Saturday, August 30, 2008

Thai-style democracy


MY MISSION on Thursday night was to trespass into the gated compound of Government House, the office of the Thai prime minister, in Bangkok.

Entry, I thought, should be easy as two days earlier thousands of People’s Alliance for Democracy (PAD) storm troopers invaded it to try and force prime minister Samak Sundaravej to resign for allegedly being Thaksin Shinawatra’s puppet.

After passing through a PAD checkpoint near the main United Nations offices, there was a billboard that read “Most Wanted” above police mugshots of Thaksin and his wife Pojaman and “for crimes against the Kingdom of Thailand.”

A giggling 20-something Thai woman made a victory sign as her male companion photographed her in front of the billboard.

Along the one kilometre walk to Government House there were an impromptu night market (selling anti-Thaksin and pro-PAD paraphernalia and grilled squid), men manipulating paper puppets (PAD core leader Sondhi Limthongkul in a superhero costume hammering a Godzilla whose head resembled Samak) and a roadside massage service for the weary protestor.

After 800m, the road was jam packed with people – 95% donning yellow (the colour of the royal family) T-shirts – who were sitting and listening to the PAD speeches or lining up to enter the compound of the prime minister’s office.

At the gate to Government House, PAD guards ordered the crowd to form poo chai (Thai for male) and poo ying (female) lines as the policy of the very organised protest group was: ladies first.

Once inside the compound, the thuggish-looking Srivichai Warriors (PAD militant guards) – some armed with long stick – checked me for weapons.

Mission accomplished. Like thousands of Thais, I had invaded Thailand’s symbol of power.

The other time I was in Government House – where foreign dignitaries are entertained – I had to wear a black suit and a necktie.

And the police allowed me in as I was part of the Malaysian entourage following Datuk Seri Abdullah Ahmad Badawi in February 2007.

This time there was no visible sign of the police in Government House.

Instead there were hundreds of boisterous PAD supporters sitting on the soggy lawn listening to PAD speakers. Some of the speakers ominously warned that riot police planned to storm the compound.

Curious to know the protesters’ motivation, I spoke to Tip, a 49-year-old hardcore supporter of the PAD, which she called “my family”.

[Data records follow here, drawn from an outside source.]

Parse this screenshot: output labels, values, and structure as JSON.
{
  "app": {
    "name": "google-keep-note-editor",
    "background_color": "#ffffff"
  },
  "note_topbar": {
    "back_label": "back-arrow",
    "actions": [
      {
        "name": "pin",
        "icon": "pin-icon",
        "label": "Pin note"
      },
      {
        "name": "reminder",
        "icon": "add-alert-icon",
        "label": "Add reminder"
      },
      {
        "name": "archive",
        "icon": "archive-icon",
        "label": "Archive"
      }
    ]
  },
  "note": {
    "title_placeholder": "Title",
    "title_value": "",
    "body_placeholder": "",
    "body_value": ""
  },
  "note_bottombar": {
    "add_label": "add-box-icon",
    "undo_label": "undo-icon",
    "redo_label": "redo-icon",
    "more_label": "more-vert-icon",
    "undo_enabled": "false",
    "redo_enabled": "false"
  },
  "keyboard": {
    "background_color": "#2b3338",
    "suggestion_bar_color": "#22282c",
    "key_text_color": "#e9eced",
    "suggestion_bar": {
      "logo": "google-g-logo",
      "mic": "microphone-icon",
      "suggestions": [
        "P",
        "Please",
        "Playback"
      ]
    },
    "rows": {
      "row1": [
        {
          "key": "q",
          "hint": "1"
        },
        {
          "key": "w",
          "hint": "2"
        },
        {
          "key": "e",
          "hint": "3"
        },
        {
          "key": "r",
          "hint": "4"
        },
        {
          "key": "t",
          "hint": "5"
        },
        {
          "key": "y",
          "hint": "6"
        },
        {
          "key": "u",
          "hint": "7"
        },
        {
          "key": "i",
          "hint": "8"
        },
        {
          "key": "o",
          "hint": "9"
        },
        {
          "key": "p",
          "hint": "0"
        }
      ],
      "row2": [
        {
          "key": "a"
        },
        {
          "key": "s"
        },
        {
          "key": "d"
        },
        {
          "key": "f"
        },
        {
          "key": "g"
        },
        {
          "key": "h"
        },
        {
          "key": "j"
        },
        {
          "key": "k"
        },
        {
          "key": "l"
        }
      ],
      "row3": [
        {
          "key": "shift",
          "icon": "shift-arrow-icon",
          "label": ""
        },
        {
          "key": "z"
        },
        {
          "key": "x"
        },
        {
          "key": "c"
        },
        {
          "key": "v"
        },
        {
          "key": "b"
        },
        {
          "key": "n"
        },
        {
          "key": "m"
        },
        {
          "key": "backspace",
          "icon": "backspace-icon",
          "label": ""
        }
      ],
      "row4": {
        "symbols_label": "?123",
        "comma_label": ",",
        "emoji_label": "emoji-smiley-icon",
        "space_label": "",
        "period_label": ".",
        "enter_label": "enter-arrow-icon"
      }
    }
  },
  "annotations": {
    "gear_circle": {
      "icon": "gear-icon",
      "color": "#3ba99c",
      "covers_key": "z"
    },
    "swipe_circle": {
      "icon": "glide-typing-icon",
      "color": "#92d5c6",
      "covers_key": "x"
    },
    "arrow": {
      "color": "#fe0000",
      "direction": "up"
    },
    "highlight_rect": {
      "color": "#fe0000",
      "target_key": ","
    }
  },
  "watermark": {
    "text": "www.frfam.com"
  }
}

“It is easy to understand if you have been following what's happened in the past five years,” explained the interior designer.

“The Thaksin government was corrupt. I’m here to make sure Thaksin stays out of politics.”

Wasn’t she afraid that she could be caught in a bloody clash?

“I’m happy (to be here). Everybody here is very excited as we’re waiting for an end. If the police try to arrest us, they will be sandwiched by my family (PAD). That will be our victory,” said a frenzied Tip.

At about 8.30pm, Chamlong Srimuang, one of the PAD core leaders, was seen walking behind Government House after going to a toilet.

Guarding the 72-year-old former Bangkok Governor, who led the 1991 anti-government demonstrations that ended up in bloodshed and the ouster of an un-elected prime minister, were the black-clad Srivichai Warriors.

The guards led Chamlong back to a group of supporters who formed a human shield in case the police tried to arrest him and other PAD leaders, who have arrest warrant out against them for seizing Government House.

As evident by the foul stench in the compound, toilets were insufficient. And a group of women had commandeered a male toilet, forcing men to make some sort of a personal history when they had to pee on the wall of the Government House.

On my way out of the compound, I bought for 100 baht (about RM10) a Ratchadumnoen University (the site where the PAD held its 24-hour street protest for 90 days was dubbed a university as the protestors “learnt” about democracy there) certificate that conferred me a doctorate on new political revolution.

Observing the PAD seizure of Government House was indeed a learning experience.

(Published in The Star on August 30, 2008)